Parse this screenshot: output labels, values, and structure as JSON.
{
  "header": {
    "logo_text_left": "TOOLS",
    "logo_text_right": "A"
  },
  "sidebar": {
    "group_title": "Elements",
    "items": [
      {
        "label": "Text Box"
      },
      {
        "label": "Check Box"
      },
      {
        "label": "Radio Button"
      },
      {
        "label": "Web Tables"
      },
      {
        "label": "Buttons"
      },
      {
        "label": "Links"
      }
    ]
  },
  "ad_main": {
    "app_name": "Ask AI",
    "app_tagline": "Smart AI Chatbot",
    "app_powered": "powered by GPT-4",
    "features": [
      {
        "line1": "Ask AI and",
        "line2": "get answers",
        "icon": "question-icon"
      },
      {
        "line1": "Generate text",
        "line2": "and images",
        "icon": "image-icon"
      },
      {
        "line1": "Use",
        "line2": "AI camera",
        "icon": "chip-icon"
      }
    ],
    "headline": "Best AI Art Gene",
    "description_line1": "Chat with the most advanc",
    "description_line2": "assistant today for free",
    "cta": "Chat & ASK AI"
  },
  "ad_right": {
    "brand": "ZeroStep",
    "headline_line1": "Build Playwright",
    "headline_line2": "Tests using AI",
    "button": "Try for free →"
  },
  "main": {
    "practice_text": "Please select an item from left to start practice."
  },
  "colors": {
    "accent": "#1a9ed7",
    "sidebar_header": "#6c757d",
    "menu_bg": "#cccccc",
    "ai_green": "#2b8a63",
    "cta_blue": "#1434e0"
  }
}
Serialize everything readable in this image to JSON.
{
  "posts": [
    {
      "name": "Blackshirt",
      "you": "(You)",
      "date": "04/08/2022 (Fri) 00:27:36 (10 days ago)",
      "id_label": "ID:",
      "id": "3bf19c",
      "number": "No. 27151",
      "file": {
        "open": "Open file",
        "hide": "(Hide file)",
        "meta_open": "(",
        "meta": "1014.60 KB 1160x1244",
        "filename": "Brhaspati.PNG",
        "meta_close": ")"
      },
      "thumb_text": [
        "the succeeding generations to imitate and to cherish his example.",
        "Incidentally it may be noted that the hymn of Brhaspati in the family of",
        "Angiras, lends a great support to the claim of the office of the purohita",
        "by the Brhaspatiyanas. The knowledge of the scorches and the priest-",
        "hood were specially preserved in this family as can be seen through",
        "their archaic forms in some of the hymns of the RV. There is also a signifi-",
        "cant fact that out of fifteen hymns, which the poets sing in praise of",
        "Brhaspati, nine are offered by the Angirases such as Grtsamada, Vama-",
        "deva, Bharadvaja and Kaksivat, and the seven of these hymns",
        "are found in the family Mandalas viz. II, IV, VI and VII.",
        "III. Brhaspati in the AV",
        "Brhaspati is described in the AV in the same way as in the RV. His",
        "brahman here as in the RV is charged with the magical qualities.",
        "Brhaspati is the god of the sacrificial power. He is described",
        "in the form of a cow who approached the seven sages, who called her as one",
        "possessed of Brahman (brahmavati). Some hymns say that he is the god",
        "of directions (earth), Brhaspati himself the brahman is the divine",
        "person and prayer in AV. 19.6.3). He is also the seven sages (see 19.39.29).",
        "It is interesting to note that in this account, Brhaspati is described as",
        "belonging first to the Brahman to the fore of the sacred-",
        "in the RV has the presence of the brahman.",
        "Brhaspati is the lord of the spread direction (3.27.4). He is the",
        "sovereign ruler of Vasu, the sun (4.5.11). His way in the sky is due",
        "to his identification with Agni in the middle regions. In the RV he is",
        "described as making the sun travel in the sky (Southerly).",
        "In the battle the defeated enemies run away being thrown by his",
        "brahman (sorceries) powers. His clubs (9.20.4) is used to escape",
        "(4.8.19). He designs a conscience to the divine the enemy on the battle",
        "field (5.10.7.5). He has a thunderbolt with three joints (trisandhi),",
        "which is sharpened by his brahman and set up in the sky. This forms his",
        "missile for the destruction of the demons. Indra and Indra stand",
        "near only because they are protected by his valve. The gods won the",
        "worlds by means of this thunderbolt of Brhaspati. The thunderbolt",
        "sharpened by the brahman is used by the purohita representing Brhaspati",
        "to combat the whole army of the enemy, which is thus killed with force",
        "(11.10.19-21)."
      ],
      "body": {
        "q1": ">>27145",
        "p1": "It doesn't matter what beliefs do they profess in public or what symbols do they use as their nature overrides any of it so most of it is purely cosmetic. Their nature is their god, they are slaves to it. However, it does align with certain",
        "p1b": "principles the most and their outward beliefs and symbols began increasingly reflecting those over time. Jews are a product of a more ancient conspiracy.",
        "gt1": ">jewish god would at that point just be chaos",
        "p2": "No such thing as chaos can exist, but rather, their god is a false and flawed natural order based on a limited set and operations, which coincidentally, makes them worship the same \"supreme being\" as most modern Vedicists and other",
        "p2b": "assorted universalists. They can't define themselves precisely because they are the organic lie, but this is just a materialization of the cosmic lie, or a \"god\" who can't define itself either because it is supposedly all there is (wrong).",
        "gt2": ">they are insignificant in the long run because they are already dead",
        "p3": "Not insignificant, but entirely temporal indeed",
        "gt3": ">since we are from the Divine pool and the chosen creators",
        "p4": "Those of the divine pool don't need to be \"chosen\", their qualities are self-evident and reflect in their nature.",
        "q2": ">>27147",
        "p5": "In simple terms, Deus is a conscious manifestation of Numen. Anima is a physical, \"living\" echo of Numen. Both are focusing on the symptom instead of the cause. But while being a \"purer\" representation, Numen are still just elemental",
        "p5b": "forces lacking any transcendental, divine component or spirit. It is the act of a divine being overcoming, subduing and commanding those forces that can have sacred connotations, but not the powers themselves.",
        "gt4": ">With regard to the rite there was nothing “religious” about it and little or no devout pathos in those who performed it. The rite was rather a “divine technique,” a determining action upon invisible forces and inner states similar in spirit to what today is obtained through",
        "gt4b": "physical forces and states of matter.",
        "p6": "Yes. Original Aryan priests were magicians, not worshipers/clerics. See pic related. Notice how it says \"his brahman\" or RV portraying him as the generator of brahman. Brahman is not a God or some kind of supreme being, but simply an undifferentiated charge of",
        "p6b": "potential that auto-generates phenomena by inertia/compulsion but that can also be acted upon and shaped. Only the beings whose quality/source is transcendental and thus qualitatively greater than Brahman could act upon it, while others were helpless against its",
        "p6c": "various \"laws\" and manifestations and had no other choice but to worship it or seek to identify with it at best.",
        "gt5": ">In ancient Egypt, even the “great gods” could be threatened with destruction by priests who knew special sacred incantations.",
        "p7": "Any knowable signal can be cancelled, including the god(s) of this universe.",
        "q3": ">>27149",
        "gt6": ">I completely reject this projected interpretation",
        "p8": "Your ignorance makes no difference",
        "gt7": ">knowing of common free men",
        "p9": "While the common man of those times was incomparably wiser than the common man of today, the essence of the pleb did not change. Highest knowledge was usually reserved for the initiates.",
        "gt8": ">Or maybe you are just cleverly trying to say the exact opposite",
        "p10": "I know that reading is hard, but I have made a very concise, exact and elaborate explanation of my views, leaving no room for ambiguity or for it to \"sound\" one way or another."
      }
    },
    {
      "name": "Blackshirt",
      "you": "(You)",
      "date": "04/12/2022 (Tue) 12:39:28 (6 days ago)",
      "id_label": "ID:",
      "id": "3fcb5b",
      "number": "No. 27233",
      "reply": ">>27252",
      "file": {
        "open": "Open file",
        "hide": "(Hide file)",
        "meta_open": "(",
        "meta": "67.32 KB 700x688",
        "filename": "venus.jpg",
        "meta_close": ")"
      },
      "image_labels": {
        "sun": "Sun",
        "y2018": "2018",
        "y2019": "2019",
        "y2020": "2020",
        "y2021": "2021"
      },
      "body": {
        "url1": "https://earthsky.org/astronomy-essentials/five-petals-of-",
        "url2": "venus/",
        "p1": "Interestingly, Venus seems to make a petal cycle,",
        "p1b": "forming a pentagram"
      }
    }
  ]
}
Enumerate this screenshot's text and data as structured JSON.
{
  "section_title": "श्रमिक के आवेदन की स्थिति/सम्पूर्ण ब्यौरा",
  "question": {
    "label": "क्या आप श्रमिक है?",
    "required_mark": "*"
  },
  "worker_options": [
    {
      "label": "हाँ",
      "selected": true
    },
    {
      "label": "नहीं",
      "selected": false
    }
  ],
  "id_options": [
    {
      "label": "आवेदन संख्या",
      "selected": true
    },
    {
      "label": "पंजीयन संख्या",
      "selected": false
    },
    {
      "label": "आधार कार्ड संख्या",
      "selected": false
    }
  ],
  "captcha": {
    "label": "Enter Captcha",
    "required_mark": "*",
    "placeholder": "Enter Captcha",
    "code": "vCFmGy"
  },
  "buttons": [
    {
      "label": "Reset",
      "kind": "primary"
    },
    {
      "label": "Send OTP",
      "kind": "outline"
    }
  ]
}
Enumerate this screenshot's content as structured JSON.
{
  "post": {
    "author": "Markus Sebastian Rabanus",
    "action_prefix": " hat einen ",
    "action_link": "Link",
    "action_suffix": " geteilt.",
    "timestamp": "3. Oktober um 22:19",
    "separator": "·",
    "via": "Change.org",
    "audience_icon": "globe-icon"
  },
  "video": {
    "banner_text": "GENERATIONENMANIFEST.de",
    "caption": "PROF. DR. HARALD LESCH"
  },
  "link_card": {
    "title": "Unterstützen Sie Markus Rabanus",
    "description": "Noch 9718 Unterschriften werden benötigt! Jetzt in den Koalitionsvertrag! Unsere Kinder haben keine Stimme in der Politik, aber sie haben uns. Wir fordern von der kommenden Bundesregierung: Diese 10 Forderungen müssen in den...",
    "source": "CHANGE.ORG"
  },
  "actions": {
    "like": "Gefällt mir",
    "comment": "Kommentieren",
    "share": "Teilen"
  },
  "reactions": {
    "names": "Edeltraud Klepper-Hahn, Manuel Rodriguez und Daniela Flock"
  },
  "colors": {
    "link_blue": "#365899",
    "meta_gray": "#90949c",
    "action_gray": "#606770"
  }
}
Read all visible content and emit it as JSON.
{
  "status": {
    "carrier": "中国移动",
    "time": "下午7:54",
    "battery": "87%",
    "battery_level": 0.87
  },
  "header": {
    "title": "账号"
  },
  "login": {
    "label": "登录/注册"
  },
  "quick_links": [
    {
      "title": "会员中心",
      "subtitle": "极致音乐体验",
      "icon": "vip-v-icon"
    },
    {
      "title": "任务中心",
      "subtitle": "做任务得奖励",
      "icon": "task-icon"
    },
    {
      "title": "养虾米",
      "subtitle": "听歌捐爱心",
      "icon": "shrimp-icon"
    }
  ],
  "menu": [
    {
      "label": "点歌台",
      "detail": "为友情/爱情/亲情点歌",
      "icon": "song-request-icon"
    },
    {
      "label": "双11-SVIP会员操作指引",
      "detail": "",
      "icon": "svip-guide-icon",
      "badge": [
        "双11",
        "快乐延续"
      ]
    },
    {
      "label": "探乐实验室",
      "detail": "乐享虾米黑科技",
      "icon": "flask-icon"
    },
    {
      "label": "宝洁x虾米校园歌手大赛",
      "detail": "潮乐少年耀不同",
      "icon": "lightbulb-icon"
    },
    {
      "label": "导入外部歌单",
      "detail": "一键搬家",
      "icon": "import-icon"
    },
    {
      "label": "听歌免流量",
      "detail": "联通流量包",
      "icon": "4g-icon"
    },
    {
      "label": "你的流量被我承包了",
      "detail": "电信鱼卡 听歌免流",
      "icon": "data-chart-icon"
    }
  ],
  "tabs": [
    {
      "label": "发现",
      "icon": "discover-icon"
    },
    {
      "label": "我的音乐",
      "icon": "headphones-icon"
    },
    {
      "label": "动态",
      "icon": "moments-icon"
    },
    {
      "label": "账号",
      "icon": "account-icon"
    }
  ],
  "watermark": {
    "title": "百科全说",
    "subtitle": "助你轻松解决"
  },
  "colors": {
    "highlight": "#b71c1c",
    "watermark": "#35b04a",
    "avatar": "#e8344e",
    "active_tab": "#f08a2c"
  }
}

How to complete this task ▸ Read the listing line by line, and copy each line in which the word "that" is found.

Answer space ▸
        "Incidentally it may be noted that the hymn of Brhaspati in the family of",
        "cant fact that out of fifteen hymns, which the poets sing in praise of",
        "possessed of Brahman (brahmavati). Some hymns say that he is the god",
        "It is interesting to note that in this account, Brhaspati is described as",
        "gt1": ">jewish god would at that point just be chaos",
        "p5b": "forces lacking any transcendental, divine component or spirit. It is the act of a divine being overcoming, subduing and commanding those forces that can have sacred connotations, but not the powers themselves.",
        "p6b": "potential that auto-generates phenomena by inertia/compulsion but that can also be acted upon and shaped. Only the beings whose quality/source is transcendental and thus qualitatively greater than Brahman could act upon it, while others were helpless against its",
        "p10": "I know that reading is hard, but I have made a very concise, exact and elaborate explanation of my views, leaving no room for ambiguity or for it to \"sound\" one way or another."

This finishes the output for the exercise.